As we venture into Kenya, the Zebras, Giraffes, Agents, Alligators, Owls, Bears, Labs, Penguins, Mustangs, and Explorers students are learning how to play the drum in two ways: playing in the middle and playing on the side/rim of the drum with their hands. The drum makes two distinct sounds when played in the middle and on the side.
Last week, students took turns on the tubano drum and it was challenging for students to try to place their hands on the rim. Many of them imitated me, taking my perspective on the side of the rim. They played the rim that was across from them instead of in front of them (playing the rim from my view). It took a lot of hand-eye coordination, some hand-over-hand assistance, and focus to play on the side of the drum. Some students were accustomed to playing fast with two hands sharing the drum head space. They worked on slowing down the beats and playing purposefully rather than automatically.
To help, I spoke “middle, middle, side, side” in a rhythm for students to practice the location of their hits. After practicing on the tubano drum as a group, they got to try playing the middle and side by themselves on their own smaller drum. Students were not used to playing the drum with their hands without a mallet. I shared that if their hands were hurting, they were playing too hard or if they could not hear their neighbor, they were drumming too loud. These guidelines helped students play at an appropriate volume and force. No one has complained of sore hands or ears!
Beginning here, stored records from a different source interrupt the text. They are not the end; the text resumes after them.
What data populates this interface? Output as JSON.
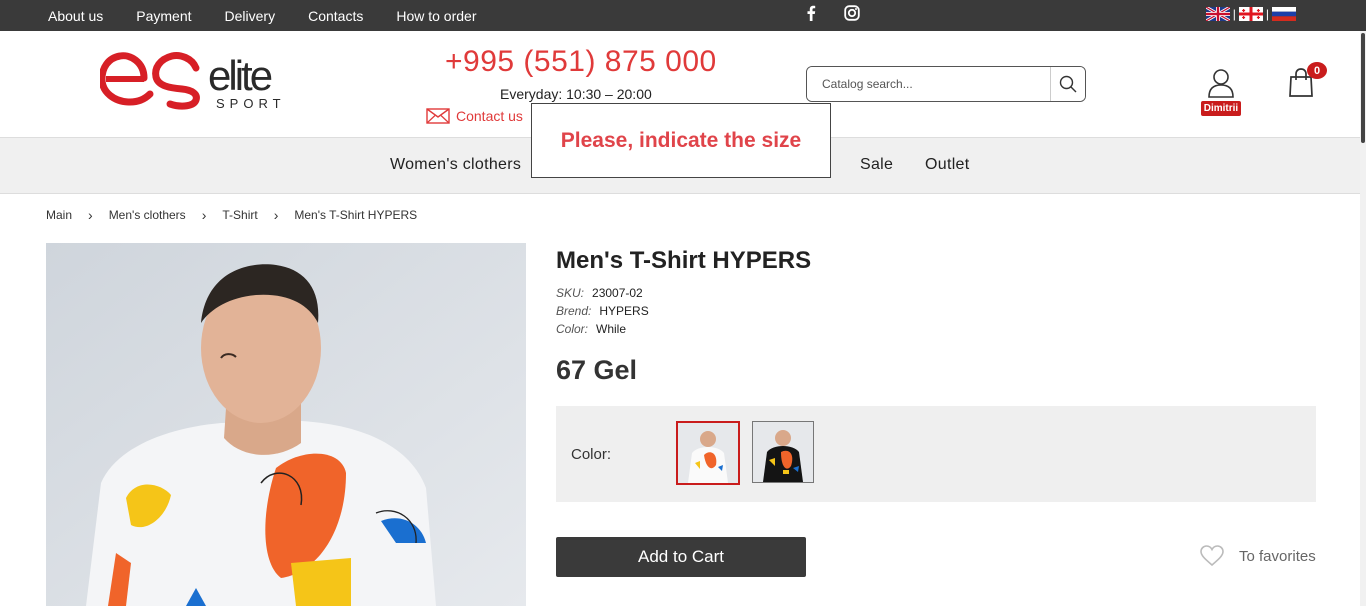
{
  "topbar": {
    "links": [
      "About us",
      "Payment",
      "Delivery",
      "Contacts",
      "How to order"
    ],
    "languages": [
      "en",
      "ka",
      "ru"
    ]
  },
  "header": {
    "logo": {
      "brand": "elite",
      "sub": "SPORT"
    },
    "phone": "+995 (551) 875 000",
    "hours": "Everyday: 10:30 – 20:00",
    "contact_label": "Contact us",
    "search_placeholder": "Catalog search...",
    "user_name": "Dimitrii",
    "cart_count": "0"
  },
  "mainnav": {
    "women": "Women's clothers",
    "sale": "Sale",
    "outlet": "Outlet"
  },
  "popup": {
    "message": "Please, indicate the size"
  },
  "breadcrumb": [
    "Main",
    "Men's clothers",
    "T-Shirt",
    "Men's T-Shirt HYPERS"
  ],
  "product": {
    "title": "Men's T-Shirt HYPERS",
    "sku_label": "SKU:",
    "sku": "23007-02",
    "brand_label": "Brend:",
    "brand": "HYPERS",
    "color_label": "Color:",
    "color": "While",
    "price": "67 Gel",
    "color_selector_label": "Color:",
    "add_to_cart": "Add to Cart",
    "favorites": "To favorites"
  },
  "colors": {
    "accent": "#e03a3a",
    "badge": "#c91c1c",
    "topbar_bg": "#3a3a3a"
  }
}
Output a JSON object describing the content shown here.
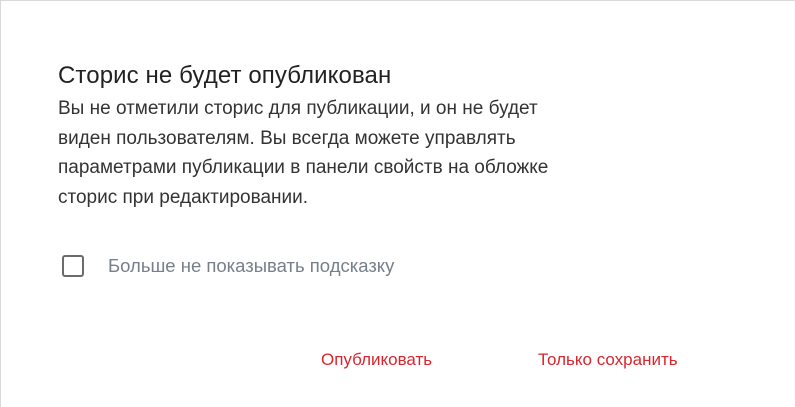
{
  "dialog": {
    "title": "Сторис не будет опубликован",
    "message_lines": [
      "Вы не отметили сторис для публикации, и он не будет",
      "виден пользователям. Вы всегда можете управлять",
      "параметрами публикации в панели свойств на обложке",
      "сторис при редактировании."
    ],
    "checkbox": {
      "label": "Больше не показывать подсказку",
      "checked": false
    },
    "actions": {
      "publish_label": "Опубликовать",
      "save_only_label": "Только сохранить"
    }
  },
  "colors": {
    "accent": "#d8262e",
    "title": "#222222",
    "text": "#333333",
    "muted": "#767f8a"
  }
}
Now, we have begun playing together the pattern of “middle, middle, side, side “on our individual drums. In some classes, students successfully play the pattern and can play it fast together. They enjoy it and recognize that we are making a cool rhythmic sound. Some students even dance in their seats while playing. The music moves them!